Being wheeled, horizontal , on a hospital bed through the bowels of the building prompted me to wave at strange passers-by, as if I were being taken to the gallows and this was my last contact with humanity. They all seemed happy enough to be waved at and many waved back in a puzzled sort of way. It's that same impulse you get when standing by the riverside watching a passing boat.
The pre-op room where you are anaesthetised was clinically white and postered with dire warnings of what might happen to the patient if everyone present didn't dowse themselves in anti-bacterial goo. These stopped thankfully short of a yellow warning hazard triangle enclosing a deathbed patient in black but were nonetheless scary enough to make me check that everyone present had suitably self-sanistised themselves to within an inch of their lives.

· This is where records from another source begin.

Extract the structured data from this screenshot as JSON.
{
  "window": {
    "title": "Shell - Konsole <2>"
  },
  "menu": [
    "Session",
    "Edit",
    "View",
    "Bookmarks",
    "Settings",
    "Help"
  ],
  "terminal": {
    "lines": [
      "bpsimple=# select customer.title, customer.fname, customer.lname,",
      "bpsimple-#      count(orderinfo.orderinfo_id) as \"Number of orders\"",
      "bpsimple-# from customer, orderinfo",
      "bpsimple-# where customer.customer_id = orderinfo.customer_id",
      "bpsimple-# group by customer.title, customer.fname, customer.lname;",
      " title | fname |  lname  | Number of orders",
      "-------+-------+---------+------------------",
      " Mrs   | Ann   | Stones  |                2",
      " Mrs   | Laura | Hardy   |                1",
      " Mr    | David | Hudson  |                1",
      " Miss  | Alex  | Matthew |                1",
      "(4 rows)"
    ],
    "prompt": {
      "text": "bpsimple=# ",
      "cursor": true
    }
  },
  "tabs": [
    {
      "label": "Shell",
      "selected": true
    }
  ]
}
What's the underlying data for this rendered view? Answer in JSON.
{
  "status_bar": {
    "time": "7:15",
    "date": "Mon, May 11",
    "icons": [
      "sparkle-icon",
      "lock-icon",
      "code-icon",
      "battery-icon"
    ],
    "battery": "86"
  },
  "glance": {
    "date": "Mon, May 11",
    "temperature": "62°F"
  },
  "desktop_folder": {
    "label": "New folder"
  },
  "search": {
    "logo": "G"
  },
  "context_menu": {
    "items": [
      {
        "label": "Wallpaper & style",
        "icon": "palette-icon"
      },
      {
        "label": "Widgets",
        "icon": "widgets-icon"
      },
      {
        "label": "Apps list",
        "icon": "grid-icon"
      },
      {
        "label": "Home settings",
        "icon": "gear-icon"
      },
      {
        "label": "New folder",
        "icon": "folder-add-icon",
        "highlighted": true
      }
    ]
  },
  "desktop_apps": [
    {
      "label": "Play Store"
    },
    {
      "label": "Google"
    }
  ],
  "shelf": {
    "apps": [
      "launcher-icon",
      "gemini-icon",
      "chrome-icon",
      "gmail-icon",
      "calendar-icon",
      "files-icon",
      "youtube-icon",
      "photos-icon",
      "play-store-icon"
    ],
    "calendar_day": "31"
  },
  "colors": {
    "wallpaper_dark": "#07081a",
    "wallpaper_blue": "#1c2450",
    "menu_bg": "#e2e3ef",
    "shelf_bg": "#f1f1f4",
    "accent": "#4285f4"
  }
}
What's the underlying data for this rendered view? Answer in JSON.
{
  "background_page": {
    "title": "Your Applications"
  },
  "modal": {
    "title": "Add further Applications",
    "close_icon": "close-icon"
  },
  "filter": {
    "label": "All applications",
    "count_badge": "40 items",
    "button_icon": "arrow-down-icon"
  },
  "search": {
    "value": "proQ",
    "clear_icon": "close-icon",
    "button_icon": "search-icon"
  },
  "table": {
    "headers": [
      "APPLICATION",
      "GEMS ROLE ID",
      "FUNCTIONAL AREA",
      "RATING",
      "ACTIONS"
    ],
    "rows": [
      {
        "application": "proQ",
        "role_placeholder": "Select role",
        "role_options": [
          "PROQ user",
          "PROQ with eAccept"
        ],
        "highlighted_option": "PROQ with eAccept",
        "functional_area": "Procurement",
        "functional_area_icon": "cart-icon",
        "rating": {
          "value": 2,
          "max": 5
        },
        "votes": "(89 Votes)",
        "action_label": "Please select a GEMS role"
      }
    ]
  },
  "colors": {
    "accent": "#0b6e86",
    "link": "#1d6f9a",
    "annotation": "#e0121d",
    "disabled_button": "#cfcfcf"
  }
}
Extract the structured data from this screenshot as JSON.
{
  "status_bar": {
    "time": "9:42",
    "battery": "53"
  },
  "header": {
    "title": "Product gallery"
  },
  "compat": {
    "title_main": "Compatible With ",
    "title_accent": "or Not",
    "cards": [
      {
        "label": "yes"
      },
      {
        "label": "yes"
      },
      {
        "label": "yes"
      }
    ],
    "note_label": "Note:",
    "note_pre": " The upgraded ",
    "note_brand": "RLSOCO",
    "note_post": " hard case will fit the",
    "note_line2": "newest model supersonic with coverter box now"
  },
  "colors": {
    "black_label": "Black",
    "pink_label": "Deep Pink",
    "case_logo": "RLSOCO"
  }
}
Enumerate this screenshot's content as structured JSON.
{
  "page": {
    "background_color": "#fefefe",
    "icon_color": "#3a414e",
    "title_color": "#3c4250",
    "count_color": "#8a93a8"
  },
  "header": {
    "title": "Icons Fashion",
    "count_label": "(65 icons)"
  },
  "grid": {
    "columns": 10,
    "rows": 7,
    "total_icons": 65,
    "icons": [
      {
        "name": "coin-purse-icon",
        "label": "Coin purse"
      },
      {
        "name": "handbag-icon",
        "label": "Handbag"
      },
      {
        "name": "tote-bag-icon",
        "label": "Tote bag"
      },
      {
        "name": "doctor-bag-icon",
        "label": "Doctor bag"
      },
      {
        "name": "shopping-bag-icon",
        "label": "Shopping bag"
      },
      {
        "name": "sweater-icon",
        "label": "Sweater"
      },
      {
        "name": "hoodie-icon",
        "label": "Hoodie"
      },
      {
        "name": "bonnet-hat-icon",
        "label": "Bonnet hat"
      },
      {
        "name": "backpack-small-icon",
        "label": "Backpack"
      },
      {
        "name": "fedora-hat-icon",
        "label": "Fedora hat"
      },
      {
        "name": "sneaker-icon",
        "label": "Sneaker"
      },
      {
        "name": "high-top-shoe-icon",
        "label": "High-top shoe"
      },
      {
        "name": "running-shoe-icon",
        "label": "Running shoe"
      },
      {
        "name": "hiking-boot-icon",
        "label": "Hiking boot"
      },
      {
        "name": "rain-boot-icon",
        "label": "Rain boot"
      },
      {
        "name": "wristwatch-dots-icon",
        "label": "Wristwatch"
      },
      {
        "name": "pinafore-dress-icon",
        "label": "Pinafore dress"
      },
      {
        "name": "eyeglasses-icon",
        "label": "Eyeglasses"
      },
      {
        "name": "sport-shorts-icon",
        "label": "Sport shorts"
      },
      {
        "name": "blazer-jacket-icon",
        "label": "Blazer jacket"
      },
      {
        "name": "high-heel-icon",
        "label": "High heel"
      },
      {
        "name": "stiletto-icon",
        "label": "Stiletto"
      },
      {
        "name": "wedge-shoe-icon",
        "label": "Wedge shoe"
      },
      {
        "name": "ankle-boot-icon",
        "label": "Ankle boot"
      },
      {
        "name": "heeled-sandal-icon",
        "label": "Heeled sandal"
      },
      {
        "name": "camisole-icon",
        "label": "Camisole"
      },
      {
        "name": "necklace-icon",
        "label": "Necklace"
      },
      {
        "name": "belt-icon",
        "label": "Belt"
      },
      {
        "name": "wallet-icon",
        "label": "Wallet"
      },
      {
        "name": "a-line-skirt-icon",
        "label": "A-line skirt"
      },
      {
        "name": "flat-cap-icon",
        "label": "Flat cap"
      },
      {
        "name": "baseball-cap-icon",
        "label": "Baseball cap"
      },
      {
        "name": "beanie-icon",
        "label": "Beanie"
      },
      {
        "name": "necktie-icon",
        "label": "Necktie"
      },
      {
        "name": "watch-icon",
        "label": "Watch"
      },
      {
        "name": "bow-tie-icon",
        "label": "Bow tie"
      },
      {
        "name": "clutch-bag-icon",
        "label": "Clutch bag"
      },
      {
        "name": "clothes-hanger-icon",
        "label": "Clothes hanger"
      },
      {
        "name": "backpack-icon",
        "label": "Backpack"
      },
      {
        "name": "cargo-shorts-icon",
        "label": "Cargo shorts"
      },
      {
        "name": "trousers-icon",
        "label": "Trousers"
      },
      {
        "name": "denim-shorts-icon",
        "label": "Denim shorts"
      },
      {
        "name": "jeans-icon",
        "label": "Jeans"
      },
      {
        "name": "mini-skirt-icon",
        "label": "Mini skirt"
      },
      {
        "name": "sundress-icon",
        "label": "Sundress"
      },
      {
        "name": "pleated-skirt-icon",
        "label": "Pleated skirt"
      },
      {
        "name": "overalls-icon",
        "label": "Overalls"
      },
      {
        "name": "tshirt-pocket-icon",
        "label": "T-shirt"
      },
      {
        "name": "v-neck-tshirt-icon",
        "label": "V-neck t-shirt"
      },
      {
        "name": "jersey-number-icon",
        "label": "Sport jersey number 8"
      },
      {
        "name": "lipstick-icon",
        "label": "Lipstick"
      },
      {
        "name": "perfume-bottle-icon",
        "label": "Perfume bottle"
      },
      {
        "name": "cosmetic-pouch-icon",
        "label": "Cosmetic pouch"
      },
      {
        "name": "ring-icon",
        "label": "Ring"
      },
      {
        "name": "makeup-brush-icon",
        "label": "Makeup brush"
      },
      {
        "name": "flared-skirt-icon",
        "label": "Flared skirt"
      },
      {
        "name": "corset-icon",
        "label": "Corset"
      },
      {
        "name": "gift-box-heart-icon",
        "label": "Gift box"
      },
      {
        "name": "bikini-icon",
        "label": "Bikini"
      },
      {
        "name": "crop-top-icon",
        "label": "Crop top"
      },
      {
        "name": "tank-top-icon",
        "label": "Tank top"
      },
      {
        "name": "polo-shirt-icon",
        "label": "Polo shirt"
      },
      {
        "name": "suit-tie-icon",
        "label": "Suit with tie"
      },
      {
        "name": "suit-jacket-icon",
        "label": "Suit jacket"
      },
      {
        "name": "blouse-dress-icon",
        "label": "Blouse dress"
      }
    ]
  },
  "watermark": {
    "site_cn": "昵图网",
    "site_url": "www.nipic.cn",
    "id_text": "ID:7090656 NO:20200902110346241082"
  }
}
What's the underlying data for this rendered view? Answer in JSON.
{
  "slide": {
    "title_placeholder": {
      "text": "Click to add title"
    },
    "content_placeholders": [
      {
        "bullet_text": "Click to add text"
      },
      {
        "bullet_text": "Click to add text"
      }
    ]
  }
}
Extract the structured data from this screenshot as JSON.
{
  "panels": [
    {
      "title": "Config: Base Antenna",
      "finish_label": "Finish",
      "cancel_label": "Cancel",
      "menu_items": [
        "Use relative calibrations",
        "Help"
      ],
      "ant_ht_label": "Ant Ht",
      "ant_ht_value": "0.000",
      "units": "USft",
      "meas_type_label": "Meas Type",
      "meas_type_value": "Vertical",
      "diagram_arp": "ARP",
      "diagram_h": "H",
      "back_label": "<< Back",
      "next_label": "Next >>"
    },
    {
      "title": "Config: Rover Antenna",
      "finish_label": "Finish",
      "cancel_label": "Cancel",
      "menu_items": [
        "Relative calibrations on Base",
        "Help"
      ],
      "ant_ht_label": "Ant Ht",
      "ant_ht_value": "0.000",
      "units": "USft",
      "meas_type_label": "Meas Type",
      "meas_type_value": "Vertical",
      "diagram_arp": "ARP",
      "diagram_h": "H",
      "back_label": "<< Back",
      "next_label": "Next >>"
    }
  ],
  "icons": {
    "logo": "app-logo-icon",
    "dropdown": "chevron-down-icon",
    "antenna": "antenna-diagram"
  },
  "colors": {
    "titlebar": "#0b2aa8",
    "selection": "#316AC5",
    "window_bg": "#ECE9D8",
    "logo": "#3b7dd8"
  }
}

Suddenly , you get the green light and you're pushed, feet first, into the blindingly white operating theatre itself, almost as if making a stage entrance, complete with follow spots but no applause. At this point, you have a nagging doubt that the tube from the drip that's attached to the cannula on the back of your hand has somehow become twisted and you're not receiving the precious analgesia that will guarantee a complete knock-out whilst the op is in progress. It seems churlish to ask the anaesthetist if everything is OK , as if doubting their professional competence is a mortal sin and one which will guarantee to get their back up and ensure a rough ride hereafter. I decide to say nothing.
Stranger still is the surreal conversation you inevitably strike up with the theatre team, to drown out the noise of the industrial sized, mechanical implements , fresh form the steriliser ( one hopes ) , which are being lined up bedside. As if already under the influence of hallucinogenic drugs ( maybe that tube wasn't faulty after all ) the conversation ranges from Pink Floyd to Krispy Kreme donuts, which was as good a place as any to drift off into the land of nod.